> WHAT YOU HAVE TO DO: Lift every line from the entries that includes the word "System".

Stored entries

[Start of section]

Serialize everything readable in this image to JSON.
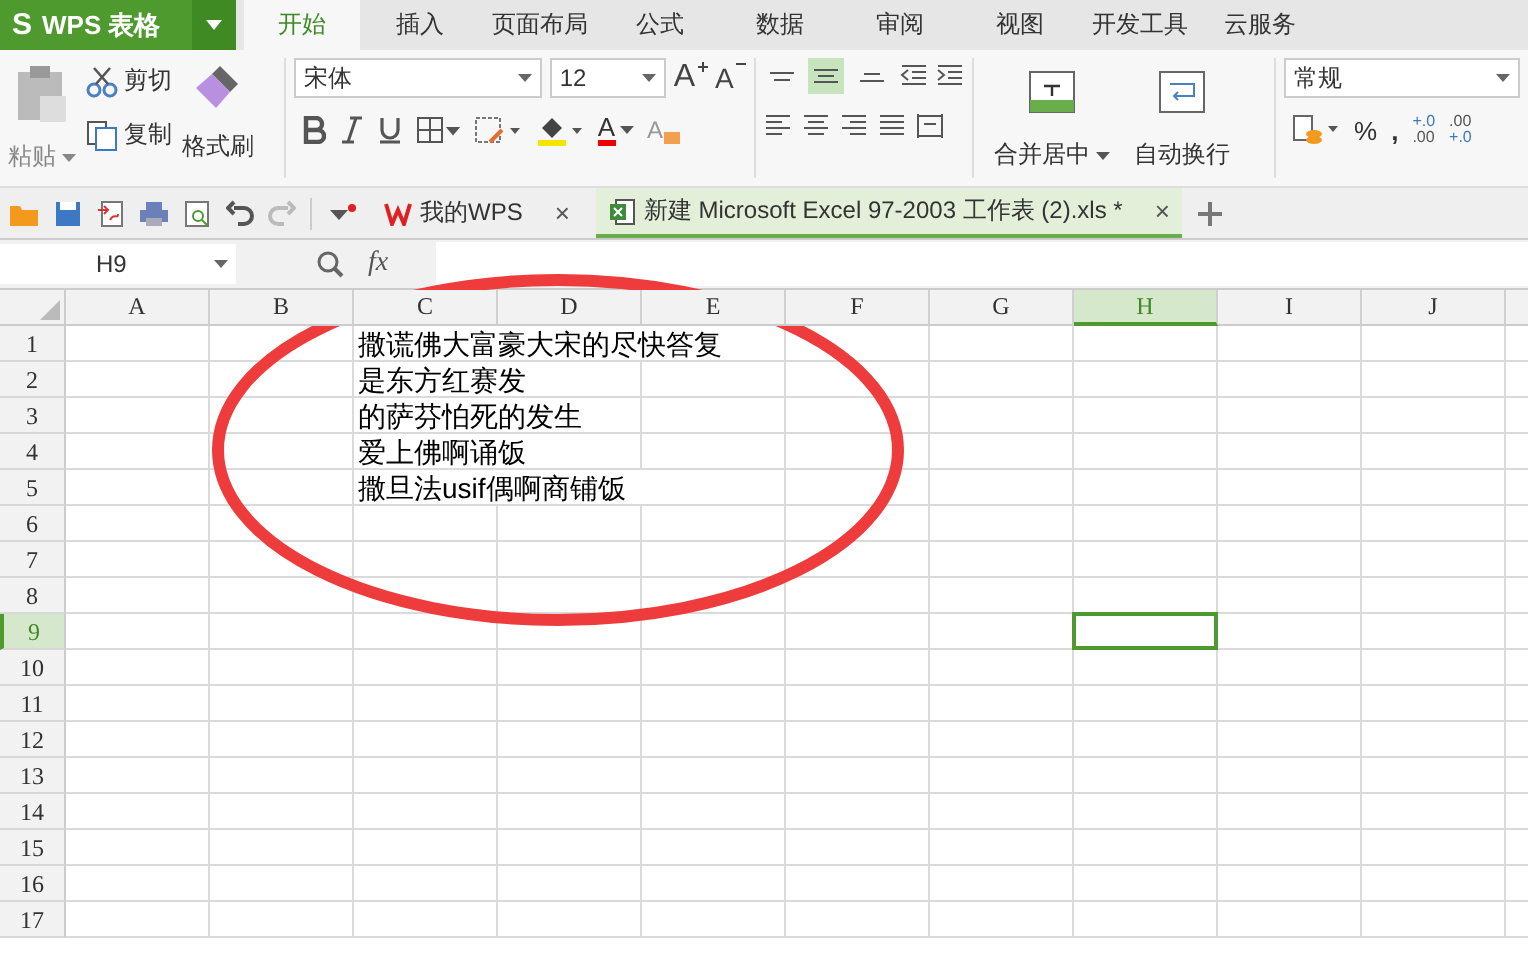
{
  "app_menu": {
    "logo": "S",
    "label": "WPS 表格"
  },
  "menu_tabs": [
    {
      "label": "开始",
      "selected": true
    },
    {
      "label": "插入",
      "selected": false
    },
    {
      "label": "页面布局",
      "selected": false
    },
    {
      "label": "公式",
      "selected": false
    },
    {
      "label": "数据",
      "selected": false
    },
    {
      "label": "审阅",
      "selected": false
    },
    {
      "label": "视图",
      "selected": false
    },
    {
      "label": "开发工具",
      "selected": false
    },
    {
      "label": "云服务",
      "selected": false
    }
  ],
  "clipboard": {
    "paste": "粘贴",
    "cut": "剪切",
    "copy": "复制",
    "format_painter": "格式刷"
  },
  "font": {
    "name": "宋体",
    "size": "12",
    "grow": "A",
    "shrink": "A",
    "color_label": "A",
    "clear": "A"
  },
  "align_buttons": [
    {
      "kind": "top",
      "selected": false
    },
    {
      "kind": "middle",
      "selected": true
    },
    {
      "kind": "bottom",
      "selected": false
    }
  ],
  "merge": {
    "merge_center": "合并居中",
    "wrap": "自动换行"
  },
  "number": {
    "format": "常规",
    "percent": "%",
    "comma": ",",
    "increase_decimal": [
      "+.0",
      ".00"
    ],
    "decrease_decimal": [
      ".00",
      "+.0"
    ]
  },
  "doc_tabs": [
    {
      "kind": "home",
      "label": "我的WPS",
      "close": "×",
      "selected": false
    },
    {
      "kind": "sheet",
      "label": "新建 Microsoft Excel 97-2003 工作表 (2).xls *",
      "close": "×",
      "selected": true
    }
  ],
  "formula_bar": {
    "name_box": "H9",
    "fx": "fx"
  },
  "columns": [
    {
      "label": "A",
      "selected": false
    },
    {
      "label": "B",
      "selected": false
    },
    {
      "label": "C",
      "selected": false
    },
    {
      "label": "D",
      "selected": false
    },
    {
      "label": "E",
      "selected": false
    },
    {
      "label": "F",
      "selected": false
    },
    {
      "label": "G",
      "selected": false
    },
    {
      "label": "H",
      "selected": true
    },
    {
      "label": "I",
      "selected": false
    },
    {
      "label": "J",
      "selected": false
    }
  ],
  "rows": [
    {
      "label": "1",
      "selected": false,
      "cells": {
        "C": "撒谎佛大富豪大宋的尽快答复"
      }
    },
    {
      "label": "2",
      "selected": false,
      "cells": {
        "C": "是东方红赛发"
      }
    },
    {
      "label": "3",
      "selected": false,
      "cells": {
        "C": "的萨芬怕死的发生"
      }
    },
    {
      "label": "4",
      "selected": false,
      "cells": {
        "C": "爱上佛啊诵饭"
      }
    },
    {
      "label": "5",
      "selected": false,
      "cells": {
        "C": "撒旦法usif偶啊商铺饭"
      }
    },
    {
      "label": "6",
      "selected": false
    },
    {
      "label": "7",
      "selected": false
    },
    {
      "label": "8",
      "selected": false
    },
    {
      "label": "9",
      "selected": true
    },
    {
      "label": "10",
      "selected": false
    },
    {
      "label": "11",
      "selected": false
    },
    {
      "label": "12",
      "selected": false
    },
    {
      "label": "13",
      "selected": false
    },
    {
      "label": "14",
      "selected": false
    },
    {
      "label": "15",
      "selected": false
    },
    {
      "label": "16",
      "selected": false
    },
    {
      "label": "17",
      "selected": false
    }
  ]
}
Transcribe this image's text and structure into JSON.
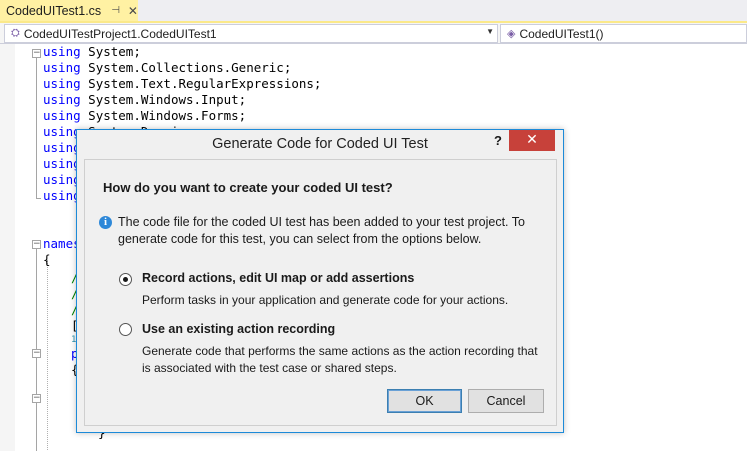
{
  "tab": {
    "title": "CodedUITest1.cs",
    "pin_icon": "pin-icon",
    "close_icon": "close-icon"
  },
  "navbar": {
    "project_combo": "CodedUITestProject1.CodedUITest1",
    "member_combo": "CodedUITest1()"
  },
  "code": {
    "lines": [
      {
        "kw": "using",
        "text": " System;"
      },
      {
        "kw": "using",
        "text": " System.Collections.Generic;"
      },
      {
        "kw": "using",
        "text": " System.Text.RegularExpressions;"
      },
      {
        "kw": "using",
        "text": " System.Windows.Input;"
      },
      {
        "kw": "using",
        "text": " System.Windows.Forms;"
      },
      {
        "kw": "using",
        "text": " System.Drawing;"
      },
      {
        "kw": "using",
        "text": ""
      },
      {
        "kw": "using",
        "text": ""
      },
      {
        "kw": "using",
        "text": ""
      },
      {
        "kw": "using",
        "text": ""
      }
    ],
    "namespace_kw": "names",
    "brace_open": "{",
    "brace_close": "}",
    "comment_mark": "/",
    "bracket": "[",
    "ref_count": "1",
    "p_mark": "p",
    "inner_brace": "{"
  },
  "dialog": {
    "title": "Generate Code for Coded UI Test",
    "help": "?",
    "close": "✕",
    "question": "How do you want to create your coded UI test?",
    "info_icon": "i",
    "info_text": "The code file for the coded UI test has been added to your test project. To generate code for this test, you can select from the options below.",
    "options": [
      {
        "label": "Record actions, edit UI map or add assertions",
        "description": "Perform tasks in your application and generate code for your actions.",
        "selected": true
      },
      {
        "label": "Use an existing action recording",
        "description": "Generate code that performs the same actions as the action recording that is associated with the test case or shared steps.",
        "selected": false
      }
    ],
    "ok_label": "OK",
    "cancel_label": "Cancel"
  },
  "colors": {
    "keyword": "#0000ff",
    "comment": "#008000",
    "tab_active": "#fff1a3",
    "close_button": "#c7413a",
    "dialog_border": "#1c8ad8"
  }
}
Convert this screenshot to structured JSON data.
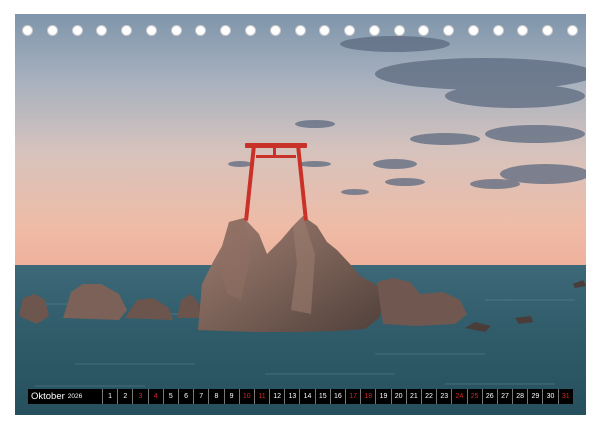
{
  "calendar": {
    "month": "Oktober",
    "year": "2026",
    "days": [
      {
        "n": "1",
        "weekend": false
      },
      {
        "n": "2",
        "weekend": false
      },
      {
        "n": "3",
        "weekend": true
      },
      {
        "n": "4",
        "weekend": true
      },
      {
        "n": "5",
        "weekend": false
      },
      {
        "n": "6",
        "weekend": false
      },
      {
        "n": "7",
        "weekend": false
      },
      {
        "n": "8",
        "weekend": false
      },
      {
        "n": "9",
        "weekend": false
      },
      {
        "n": "10",
        "weekend": true
      },
      {
        "n": "11",
        "weekend": true
      },
      {
        "n": "12",
        "weekend": false
      },
      {
        "n": "13",
        "weekend": false
      },
      {
        "n": "14",
        "weekend": false
      },
      {
        "n": "15",
        "weekend": false
      },
      {
        "n": "16",
        "weekend": false
      },
      {
        "n": "17",
        "weekend": true
      },
      {
        "n": "18",
        "weekend": true
      },
      {
        "n": "19",
        "weekend": false
      },
      {
        "n": "20",
        "weekend": false
      },
      {
        "n": "21",
        "weekend": false
      },
      {
        "n": "22",
        "weekend": false
      },
      {
        "n": "23",
        "weekend": false
      },
      {
        "n": "24",
        "weekend": true
      },
      {
        "n": "25",
        "weekend": true
      },
      {
        "n": "26",
        "weekend": false
      },
      {
        "n": "27",
        "weekend": false
      },
      {
        "n": "28",
        "weekend": false
      },
      {
        "n": "29",
        "weekend": false
      },
      {
        "n": "30",
        "weekend": false
      },
      {
        "n": "31",
        "weekend": true
      }
    ]
  },
  "binding": {
    "hole_count": 23
  },
  "colors": {
    "sky_top": "#8ea2b6",
    "sky_mid": "#d7c3bd",
    "sky_horizon": "#eeb6a2",
    "sea": "#2f5a68",
    "rock": "#7a6157",
    "torii": "#c83228",
    "weekend_day": "#d0262a",
    "calendar_bar": "#000000"
  }
}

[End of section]

> TASK SOLUTION:
        "text": " System;"
        "text": " System.Collections.Generic;"
        "text": " System.Text.RegularExpressions;"
        "text": " System.Windows.Input;"
        "text": " System.Windows.Forms;"
        "text": " System.Drawing;"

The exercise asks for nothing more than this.